# Aim of the exercise
Across the listing below, work out how many lines include the word "Clear". Give the number alone.

# Supplied records

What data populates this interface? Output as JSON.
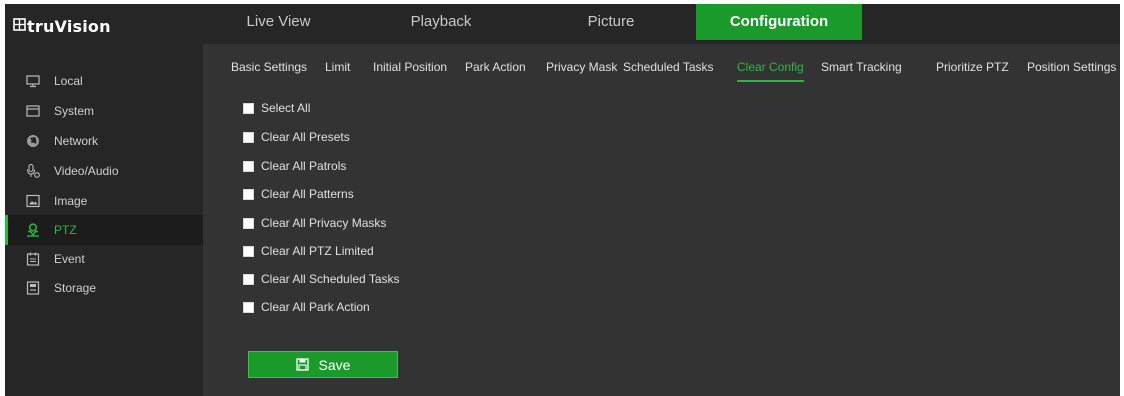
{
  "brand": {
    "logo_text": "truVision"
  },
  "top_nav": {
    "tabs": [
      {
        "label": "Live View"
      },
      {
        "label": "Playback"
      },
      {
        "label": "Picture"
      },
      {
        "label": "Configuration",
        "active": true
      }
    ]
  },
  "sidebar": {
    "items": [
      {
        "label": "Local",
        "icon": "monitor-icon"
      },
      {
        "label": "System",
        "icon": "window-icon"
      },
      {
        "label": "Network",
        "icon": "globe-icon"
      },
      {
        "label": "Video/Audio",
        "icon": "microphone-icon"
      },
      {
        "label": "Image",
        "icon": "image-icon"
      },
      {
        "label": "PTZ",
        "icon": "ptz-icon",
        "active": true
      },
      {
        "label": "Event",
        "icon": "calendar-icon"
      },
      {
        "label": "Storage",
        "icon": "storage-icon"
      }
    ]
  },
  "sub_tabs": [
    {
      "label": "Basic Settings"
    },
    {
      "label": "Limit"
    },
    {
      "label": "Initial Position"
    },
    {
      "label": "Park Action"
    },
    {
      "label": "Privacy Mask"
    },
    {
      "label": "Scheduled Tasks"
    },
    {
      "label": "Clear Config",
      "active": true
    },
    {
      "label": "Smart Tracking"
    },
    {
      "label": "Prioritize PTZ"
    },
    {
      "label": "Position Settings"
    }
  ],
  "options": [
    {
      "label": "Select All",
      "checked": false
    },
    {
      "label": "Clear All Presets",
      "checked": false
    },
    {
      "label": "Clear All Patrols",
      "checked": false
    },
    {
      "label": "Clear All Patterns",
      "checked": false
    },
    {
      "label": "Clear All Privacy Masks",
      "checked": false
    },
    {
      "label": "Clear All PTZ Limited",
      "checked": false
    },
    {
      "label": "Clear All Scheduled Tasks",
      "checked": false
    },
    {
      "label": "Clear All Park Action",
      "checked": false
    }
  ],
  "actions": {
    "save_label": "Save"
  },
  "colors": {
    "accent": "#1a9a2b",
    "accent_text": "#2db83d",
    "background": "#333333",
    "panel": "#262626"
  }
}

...

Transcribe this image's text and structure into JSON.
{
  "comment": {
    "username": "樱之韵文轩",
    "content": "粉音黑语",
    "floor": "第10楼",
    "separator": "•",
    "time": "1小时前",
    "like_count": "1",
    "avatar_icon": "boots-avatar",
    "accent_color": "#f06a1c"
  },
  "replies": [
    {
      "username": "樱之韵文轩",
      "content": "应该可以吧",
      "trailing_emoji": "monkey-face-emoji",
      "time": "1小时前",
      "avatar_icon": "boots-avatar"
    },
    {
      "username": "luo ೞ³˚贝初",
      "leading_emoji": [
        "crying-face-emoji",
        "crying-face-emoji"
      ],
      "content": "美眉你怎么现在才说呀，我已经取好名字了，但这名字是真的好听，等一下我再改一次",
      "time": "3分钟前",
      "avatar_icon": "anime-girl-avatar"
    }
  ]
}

# Reply to the task
8